## Directions:
Take the listing that follows and copy it precisely.

## Dataset content:
┏━━

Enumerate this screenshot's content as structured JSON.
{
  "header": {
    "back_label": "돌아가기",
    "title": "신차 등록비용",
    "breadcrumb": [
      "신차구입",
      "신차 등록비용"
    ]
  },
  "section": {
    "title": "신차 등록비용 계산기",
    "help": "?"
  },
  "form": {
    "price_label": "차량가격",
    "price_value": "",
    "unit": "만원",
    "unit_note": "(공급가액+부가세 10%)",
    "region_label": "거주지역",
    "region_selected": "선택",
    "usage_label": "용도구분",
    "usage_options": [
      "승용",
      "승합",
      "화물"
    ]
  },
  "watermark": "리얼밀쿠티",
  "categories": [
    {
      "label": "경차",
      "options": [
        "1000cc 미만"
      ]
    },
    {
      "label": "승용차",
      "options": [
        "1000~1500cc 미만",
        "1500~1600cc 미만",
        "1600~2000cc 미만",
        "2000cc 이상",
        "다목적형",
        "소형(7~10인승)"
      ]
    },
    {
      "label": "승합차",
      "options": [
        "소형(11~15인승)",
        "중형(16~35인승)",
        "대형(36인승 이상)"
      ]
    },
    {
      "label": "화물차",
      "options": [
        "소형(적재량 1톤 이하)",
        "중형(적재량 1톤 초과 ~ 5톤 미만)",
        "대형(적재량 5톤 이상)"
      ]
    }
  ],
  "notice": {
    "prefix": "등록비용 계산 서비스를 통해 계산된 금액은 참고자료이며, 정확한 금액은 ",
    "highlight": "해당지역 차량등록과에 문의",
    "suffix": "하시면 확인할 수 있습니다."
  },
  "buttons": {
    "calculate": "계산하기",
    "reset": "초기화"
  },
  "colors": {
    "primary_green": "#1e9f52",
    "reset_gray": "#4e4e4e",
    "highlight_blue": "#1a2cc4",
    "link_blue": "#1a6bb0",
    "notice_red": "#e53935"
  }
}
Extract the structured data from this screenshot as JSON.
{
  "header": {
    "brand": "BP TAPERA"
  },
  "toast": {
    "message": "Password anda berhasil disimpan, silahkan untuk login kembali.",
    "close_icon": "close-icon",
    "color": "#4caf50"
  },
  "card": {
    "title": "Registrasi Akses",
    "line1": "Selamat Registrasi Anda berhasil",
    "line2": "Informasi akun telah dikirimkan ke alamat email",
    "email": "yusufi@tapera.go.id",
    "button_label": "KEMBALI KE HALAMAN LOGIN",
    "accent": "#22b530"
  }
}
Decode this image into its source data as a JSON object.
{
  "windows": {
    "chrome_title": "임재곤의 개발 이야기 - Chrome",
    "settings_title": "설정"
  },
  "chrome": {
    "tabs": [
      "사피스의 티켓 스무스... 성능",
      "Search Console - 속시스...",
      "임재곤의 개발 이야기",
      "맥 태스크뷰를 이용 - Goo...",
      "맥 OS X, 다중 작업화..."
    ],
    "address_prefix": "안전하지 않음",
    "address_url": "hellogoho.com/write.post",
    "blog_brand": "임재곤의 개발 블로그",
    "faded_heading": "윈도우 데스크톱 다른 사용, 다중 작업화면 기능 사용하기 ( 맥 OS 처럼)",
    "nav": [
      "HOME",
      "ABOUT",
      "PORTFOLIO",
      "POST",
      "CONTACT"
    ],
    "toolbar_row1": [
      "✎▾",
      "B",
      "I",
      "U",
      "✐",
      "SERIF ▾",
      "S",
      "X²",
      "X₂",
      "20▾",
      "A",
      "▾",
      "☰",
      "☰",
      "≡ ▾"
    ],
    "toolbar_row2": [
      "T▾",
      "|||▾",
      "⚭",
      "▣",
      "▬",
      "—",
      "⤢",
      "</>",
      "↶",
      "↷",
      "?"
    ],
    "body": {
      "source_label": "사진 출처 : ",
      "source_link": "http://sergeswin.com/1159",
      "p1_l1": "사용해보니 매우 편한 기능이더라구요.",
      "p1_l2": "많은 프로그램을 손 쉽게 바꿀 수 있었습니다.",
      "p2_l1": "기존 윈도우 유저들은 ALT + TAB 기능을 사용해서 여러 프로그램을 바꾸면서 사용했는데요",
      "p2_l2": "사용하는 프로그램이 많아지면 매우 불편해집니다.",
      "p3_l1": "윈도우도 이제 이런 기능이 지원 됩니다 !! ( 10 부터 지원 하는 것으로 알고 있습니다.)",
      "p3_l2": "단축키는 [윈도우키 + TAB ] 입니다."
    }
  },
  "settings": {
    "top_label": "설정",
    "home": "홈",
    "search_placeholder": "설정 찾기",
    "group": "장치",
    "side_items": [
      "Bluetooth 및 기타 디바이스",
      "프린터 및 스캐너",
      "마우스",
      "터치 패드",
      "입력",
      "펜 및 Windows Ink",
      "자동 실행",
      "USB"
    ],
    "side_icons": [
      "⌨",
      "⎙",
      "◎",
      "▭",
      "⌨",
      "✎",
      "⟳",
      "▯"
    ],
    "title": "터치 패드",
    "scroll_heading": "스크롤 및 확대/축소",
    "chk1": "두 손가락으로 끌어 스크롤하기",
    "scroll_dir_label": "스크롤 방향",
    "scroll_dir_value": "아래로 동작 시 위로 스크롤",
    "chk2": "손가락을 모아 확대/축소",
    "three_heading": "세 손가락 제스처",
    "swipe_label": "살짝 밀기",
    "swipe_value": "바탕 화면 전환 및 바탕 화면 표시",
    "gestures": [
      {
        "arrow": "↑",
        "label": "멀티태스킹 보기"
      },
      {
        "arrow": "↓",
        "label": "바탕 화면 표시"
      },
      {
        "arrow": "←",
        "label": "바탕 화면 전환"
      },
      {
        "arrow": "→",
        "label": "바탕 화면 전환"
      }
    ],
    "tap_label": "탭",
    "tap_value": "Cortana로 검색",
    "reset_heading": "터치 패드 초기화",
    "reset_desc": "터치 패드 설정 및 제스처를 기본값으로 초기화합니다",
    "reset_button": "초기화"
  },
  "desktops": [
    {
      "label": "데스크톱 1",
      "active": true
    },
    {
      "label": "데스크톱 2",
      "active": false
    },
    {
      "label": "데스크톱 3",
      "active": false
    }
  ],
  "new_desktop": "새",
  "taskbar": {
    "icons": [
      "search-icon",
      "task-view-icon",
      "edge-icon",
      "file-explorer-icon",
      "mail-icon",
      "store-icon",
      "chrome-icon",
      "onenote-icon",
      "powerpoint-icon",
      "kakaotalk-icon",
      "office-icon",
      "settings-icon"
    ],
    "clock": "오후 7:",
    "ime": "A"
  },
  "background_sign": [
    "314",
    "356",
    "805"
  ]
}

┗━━

## Response area:
Enumerate this screenshot's content as structured JSON.
{
  "header": {
    "back_label": "돌아가기",
    "title": "신차 등록비용",
    "breadcrumb": [
      "신차구입",
      "신차 등록비용"
    ]
  },
  "section": {
    "title": "신차 등록비용 계산기",
    "help": "?"
  },
  "form": {
    "price_label": "차량가격",
    "price_value": "",
    "unit": "만원",
    "unit_note": "(공급가액+부가세 10%)",
    "region_label": "거주지역",
    "region_selected": "선택",
    "usage_label": "용도구분",
    "usage_options": [
      "승용",
      "승합",
      "화물"
    ]
  },
  "watermark": "리얼밀쿠티",
  "categories": [
    {
      "label": "경차",
      "options": [
        "1000cc 미만"
      ]
    },
    {
      "label": "승용차",
      "options": [
        "1000~1500cc 미만",
        "1500~1600cc 미만",
        "1600~2000cc 미만",
        "2000cc 이상",
        "다목적형",
        "소형(7~10인승)"
      ]
    },
    {
      "label": "승합차",
      "options": [
        "소형(11~15인승)",
        "중형(16~35인승)",
        "대형(36인승 이상)"
      ]
    },
    {
      "label": "화물차",
      "options": [
        "소형(적재량 1톤 이하)",
        "중형(적재량 1톤 초과 ~ 5톤 미만)",
        "대형(적재량 5톤 이상)"
      ]
    }
  ],
  "notice": {
    "prefix": "등록비용 계산 서비스를 통해 계산된 금액은 참고자료이며, 정확한 금액은 ",
    "highlight": "해당지역 차량등록과에 문의",
    "suffix": "하시면 확인할 수 있습니다."
  },
  "buttons": {
    "calculate": "계산하기",
    "reset": "초기화"
  },
  "colors": {
    "primary_green": "#1e9f52",
    "reset_gray": "#4e4e4e",
    "highlight_blue": "#1a2cc4",
    "link_blue": "#1a6bb0",
    "notice_red": "#e53935"
  }
}
Extract the structured data from this screenshot as JSON.
{
  "header": {
    "brand": "BP TAPERA"
  },
  "toast": {
    "message": "Password anda berhasil disimpan, silahkan untuk login kembali.",
    "close_icon": "close-icon",
    "color": "#4caf50"
  },
  "card": {
    "title": "Registrasi Akses",
    "line1": "Selamat Registrasi Anda berhasil",
    "line2": "Informasi akun telah dikirimkan ke alamat email",
    "email": "yusufi@tapera.go.id",
    "button_label": "KEMBALI KE HALAMAN LOGIN",
    "accent": "#22b530"
  }
}
Decode this image into its source data as a JSON object.
{
  "windows": {
    "chrome_title": "임재곤의 개발 이야기 - Chrome",
    "settings_title": "설정"
  },
  "chrome": {
    "tabs": [
      "사피스의 티켓 스무스... 성능",
      "Search Console - 속시스...",
      "임재곤의 개발 이야기",
      "맥 태스크뷰를 이용 - Goo...",
      "맥 OS X, 다중 작업화..."
    ],
    "address_prefix": "안전하지 않음",
    "address_url": "hellogoho.com/write.post",
    "blog_brand": "임재곤의 개발 블로그",
    "faded_heading": "윈도우 데스크톱 다른 사용, 다중 작업화면 기능 사용하기 ( 맥 OS 처럼)",
    "nav": [
      "HOME",
      "ABOUT",
      "PORTFOLIO",
      "POST",
      "CONTACT"
    ],
    "toolbar_row1": [
      "✎▾",
      "B",
      "I",
      "U",
      "✐",
      "SERIF ▾",
      "S",
      "X²",
      "X₂",
      "20▾",
      "A",
      "▾",
      "☰",
      "☰",
      "≡ ▾"
    ],
    "toolbar_row2": [
      "T▾",
      "|||▾",
      "⚭",
      "▣",
      "▬",
      "—",
      "⤢",
      "</>",
      "↶",
      "↷",
      "?"
    ],
    "body": {
      "source_label": "사진 출처 : ",
      "source_link": "http://sergeswin.com/1159",
      "p1_l1": "사용해보니 매우 편한 기능이더라구요.",
      "p1_l2": "많은 프로그램을 손 쉽게 바꿀 수 있었습니다.",
      "p2_l1": "기존 윈도우 유저들은 ALT + TAB 기능을 사용해서 여러 프로그램을 바꾸면서 사용했는데요",
      "p2_l2": "사용하는 프로그램이 많아지면 매우 불편해집니다.",
      "p3_l1": "윈도우도 이제 이런 기능이 지원 됩니다 !! ( 10 부터 지원 하는 것으로 알고 있습니다.)",
      "p3_l2": "단축키는 [윈도우키 + TAB ] 입니다."
    }
  },
  "settings": {
    "top_label": "설정",
    "home": "홈",
    "search_placeholder": "설정 찾기",
    "group": "장치",
    "side_items": [
      "Bluetooth 및 기타 디바이스",
      "프린터 및 스캐너",
      "마우스",
      "터치 패드",
      "입력",
      "펜 및 Windows Ink",
      "자동 실행",
      "USB"
    ],
    "side_icons": [
      "⌨",
      "⎙",
      "◎",
      "▭",
      "⌨",
      "✎",
      "⟳",
      "▯"
    ],
    "title": "터치 패드",
    "scroll_heading": "스크롤 및 확대/축소",
    "chk1": "두 손가락으로 끌어 스크롤하기",
    "scroll_dir_label": "스크롤 방향",
    "scroll_dir_value": "아래로 동작 시 위로 스크롤",
    "chk2": "손가락을 모아 확대/축소",
    "three_heading": "세 손가락 제스처",
    "swipe_label": "살짝 밀기",
    "swipe_value": "바탕 화면 전환 및 바탕 화면 표시",
    "gestures": [
      {
        "arrow": "↑",
        "label": "멀티태스킹 보기"
      },
      {
        "arrow": "↓",
        "label": "바탕 화면 표시"
      },
      {
        "arrow": "←",
        "label": "바탕 화면 전환"
      },
      {
        "arrow": "→",
        "label": "바탕 화면 전환"
      }
    ],
    "tap_label": "탭",
    "tap_value": "Cortana로 검색",
    "reset_heading": "터치 패드 초기화",
    "reset_desc": "터치 패드 설정 및 제스처를 기본값으로 초기화합니다",
    "reset_button": "초기화"
  },
  "desktops": [
    {
      "label": "데스크톱 1",
      "active": true
    },
    {
      "label": "데스크톱 2",
      "active": false
    },
    {
      "label": "데스크톱 3",
      "active": false
    }
  ],
  "new_desktop": "새",
  "taskbar": {
    "icons": [
      "search-icon",
      "task-view-icon",
      "edge-icon",
      "file-explorer-icon",
      "mail-icon",
      "store-icon",
      "chrome-icon",
      "onenote-icon",
      "powerpoint-icon",
      "kakaotalk-icon",
      "office-icon",
      "settings-icon"
    ],
    "clock": "오후 7:",
    "ime": "A"
  },
  "background_sign": [
    "314",
    "356",
    "805"
  ]
}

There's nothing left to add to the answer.